**What to do:** Search the records for the string "icon" and copy every line where it turns up.

-- Opening Marker --

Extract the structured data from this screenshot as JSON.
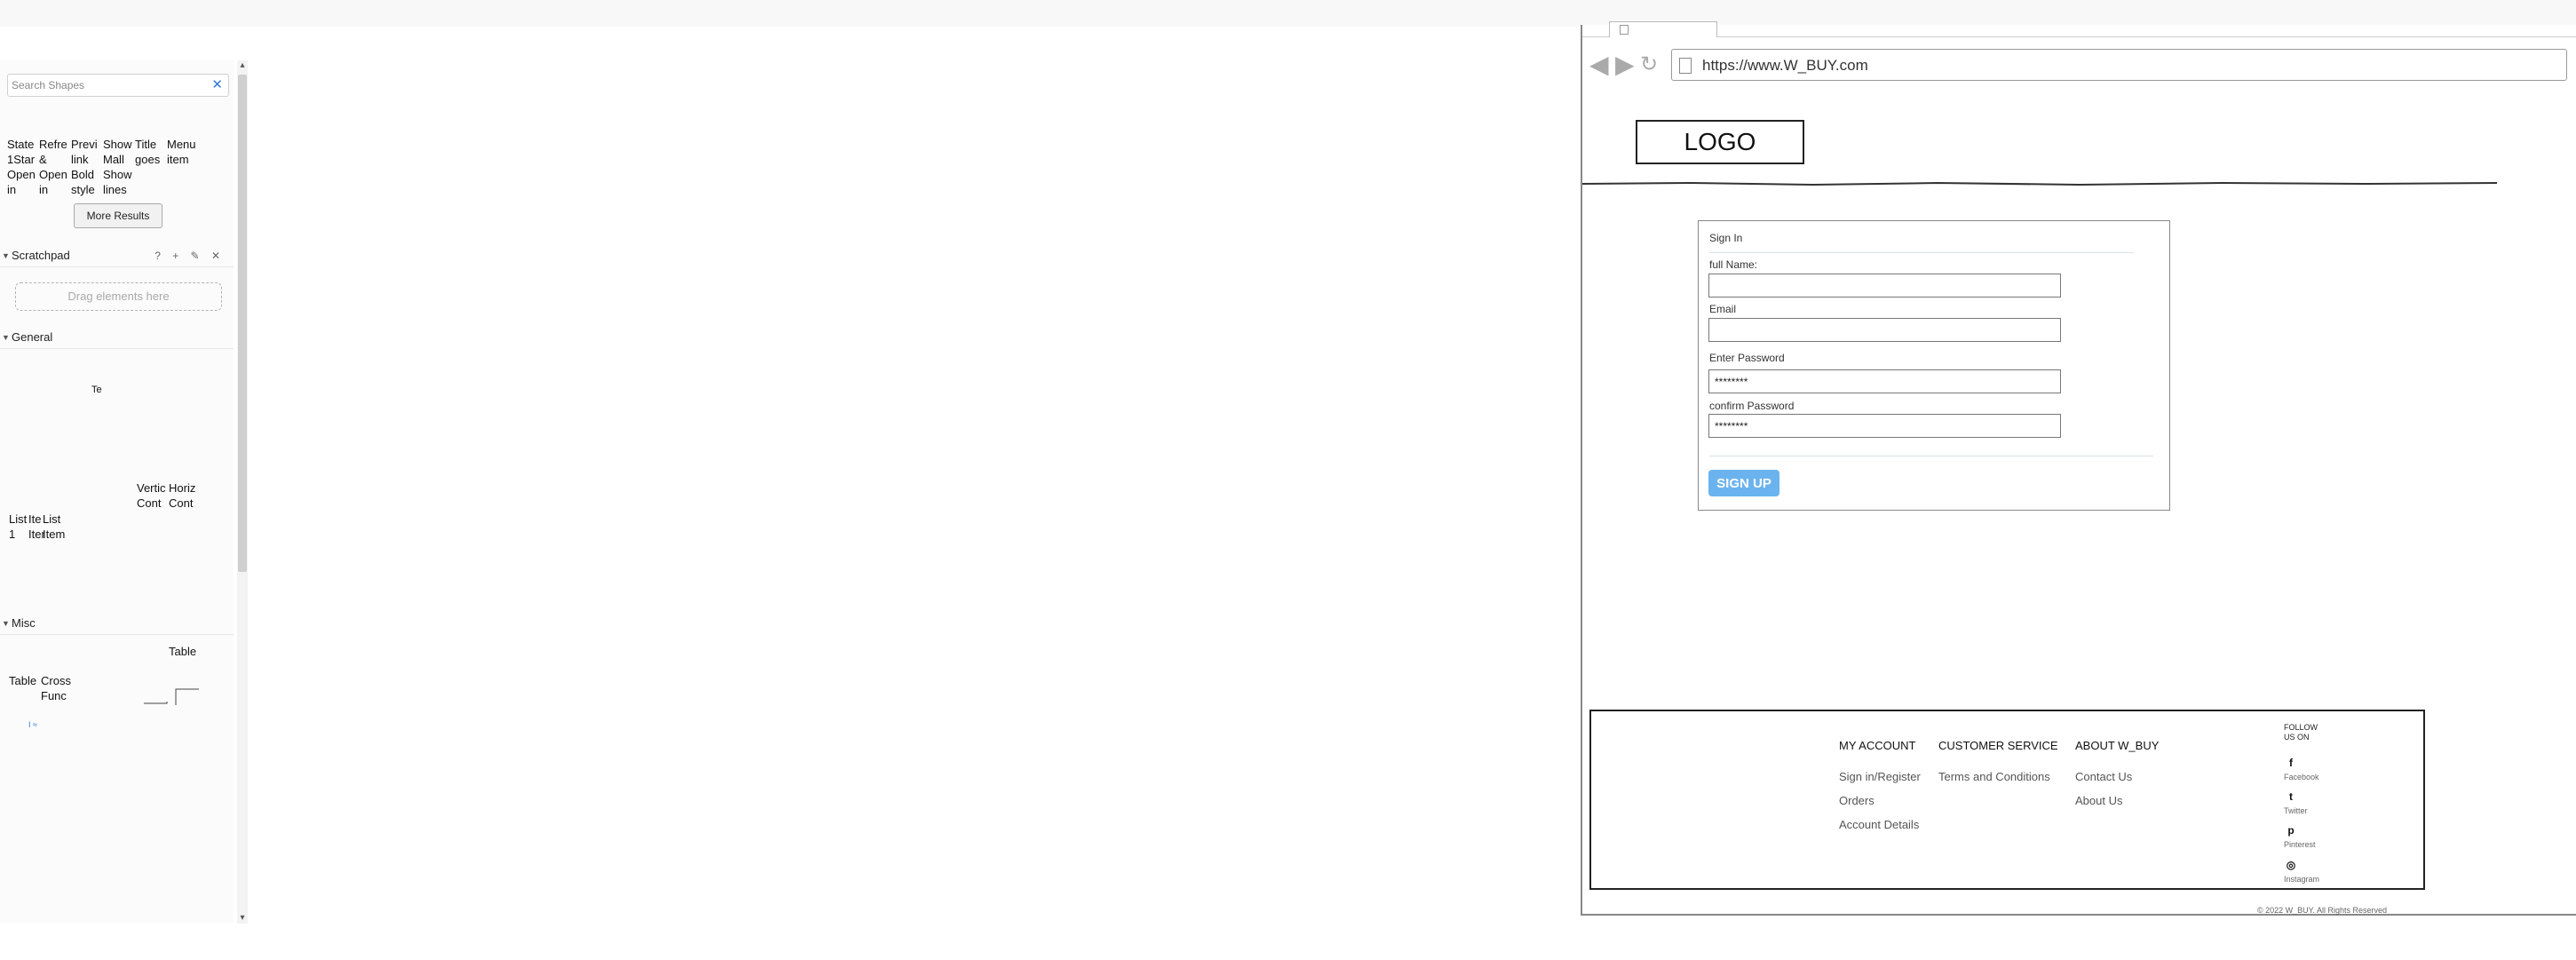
{
  "sidebar": {
    "search_placeholder": "Search Shapes",
    "results": [
      "State\n1Star\nOpen\nin",
      "Refre\n&\nOpen\nin",
      "Previ\nlink\nBold\nstyle",
      "Show\nMall\nShow\nlines",
      "Title\ngoes",
      "Menu\nitem"
    ],
    "more_results": "More Results",
    "sections": {
      "scratchpad": "Scratchpad",
      "general": "General",
      "misc": "Misc"
    },
    "scratchpad_tools": "? + ✎ ✕",
    "drag_hint": "Drag elements here",
    "general_shapes": [
      "Te",
      "Vertic\nCont",
      "Horiz\nCont",
      "List\n1",
      "Ite\nItem",
      "List\nItem"
    ],
    "misc_shapes": [
      "Table",
      "Table",
      "Cross\nFunc"
    ]
  },
  "browser": {
    "url": "https://www.W_BUY.com",
    "logo": "LOGO"
  },
  "form": {
    "title": "Sign In",
    "fields": [
      {
        "label": "full Name:",
        "value": ""
      },
      {
        "label": "Email",
        "value": ""
      },
      {
        "label": "Enter Password",
        "value": "********"
      },
      {
        "label": "confirm Password",
        "value": "********"
      }
    ],
    "submit": "SIGN UP"
  },
  "footer": {
    "columns": [
      {
        "title": "MY ACCOUNT",
        "links": [
          "Sign in/Register",
          "Orders",
          "Account Details"
        ]
      },
      {
        "title": "CUSTOMER SERVICE",
        "links": [
          "Terms and Conditions"
        ]
      },
      {
        "title": "ABOUT W_BUY",
        "links": [
          "Contact Us",
          "About Us"
        ]
      }
    ],
    "follow": "FOLLOW US ON",
    "social": [
      {
        "name": "Facebook",
        "icon": "facebook-icon",
        "glyph": "f"
      },
      {
        "name": "Twitter",
        "icon": "twitter-icon",
        "glyph": "t"
      },
      {
        "name": "Pinterest",
        "icon": "pinterest-icon",
        "glyph": "p"
      },
      {
        "name": "Instagram",
        "icon": "instagram-icon",
        "glyph": "◎"
      }
    ],
    "copyright": "© 2022 W_BUY. All Rights Reserved"
  },
  "colors": {
    "accent_button": "#6bb3ee",
    "search_clear": "#3478d6"
  }
}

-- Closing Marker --

**Result:**
        "icon": "facebook-icon",
        "icon": "twitter-icon",
        "icon": "pinterest-icon",
        "icon": "instagram-icon",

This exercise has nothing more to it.